**Task**
Pictures stay out; everything else in the records below gets copied exactly.
Supplied material Start Marker
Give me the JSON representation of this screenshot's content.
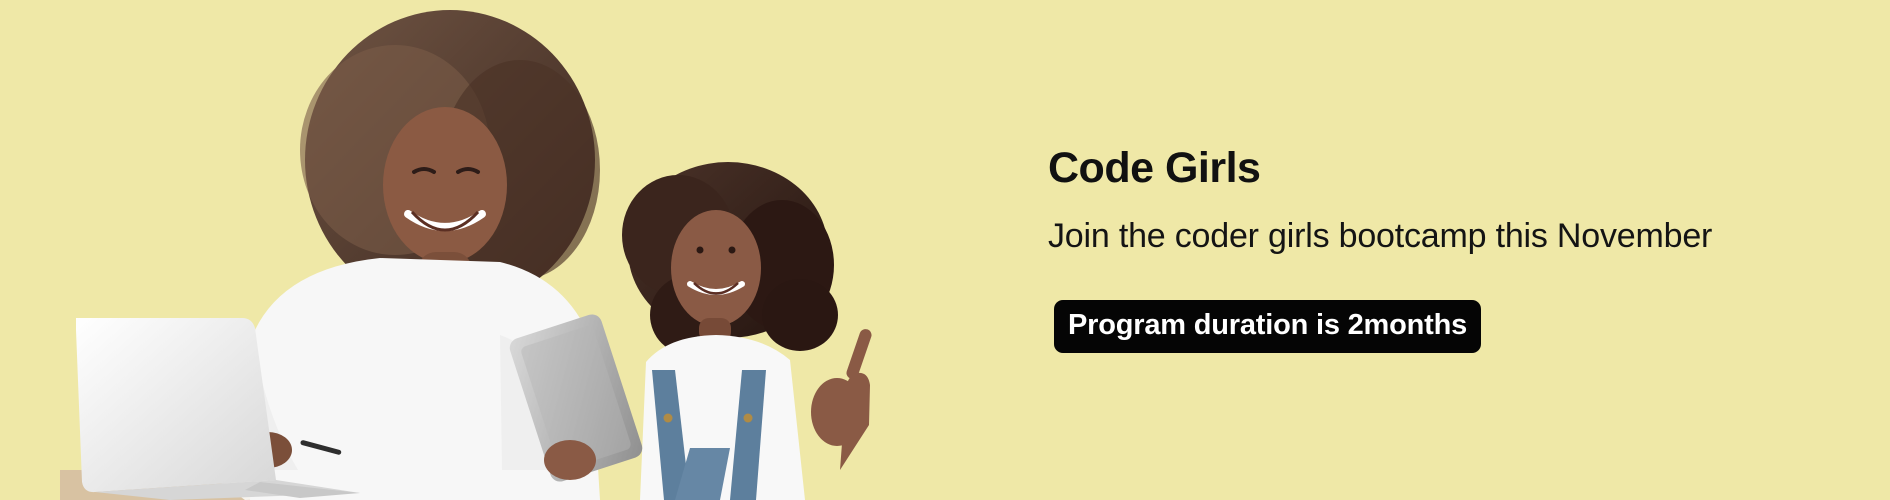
{
  "banner": {
    "title": "Code Girls",
    "subtitle": "Join the coder girls bootcamp this November",
    "badge": "Program duration is 2months"
  },
  "colors": {
    "background": "#efe8a7",
    "text_dark": "#111111",
    "badge_background": "#050505",
    "badge_text": "#ffffff"
  },
  "illustration": {
    "icon": "woman-and-girl-with-laptop-and-tablet-image"
  }
}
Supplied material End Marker
**Solved exercise**
Give me the JSON representation of this screenshot's content.
{
  "banner": {
    "title": "Code Girls",
    "subtitle": "Join the coder girls bootcamp this November",
    "badge": "Program duration is 2months"
  },
  "colors": {
    "background": "#efe8a7",
    "text_dark": "#111111",
    "badge_background": "#050505",
    "badge_text": "#ffffff"
  },
  "illustration": {
    "icon": "woman-and-girl-with-laptop-and-tablet-image"
  }
}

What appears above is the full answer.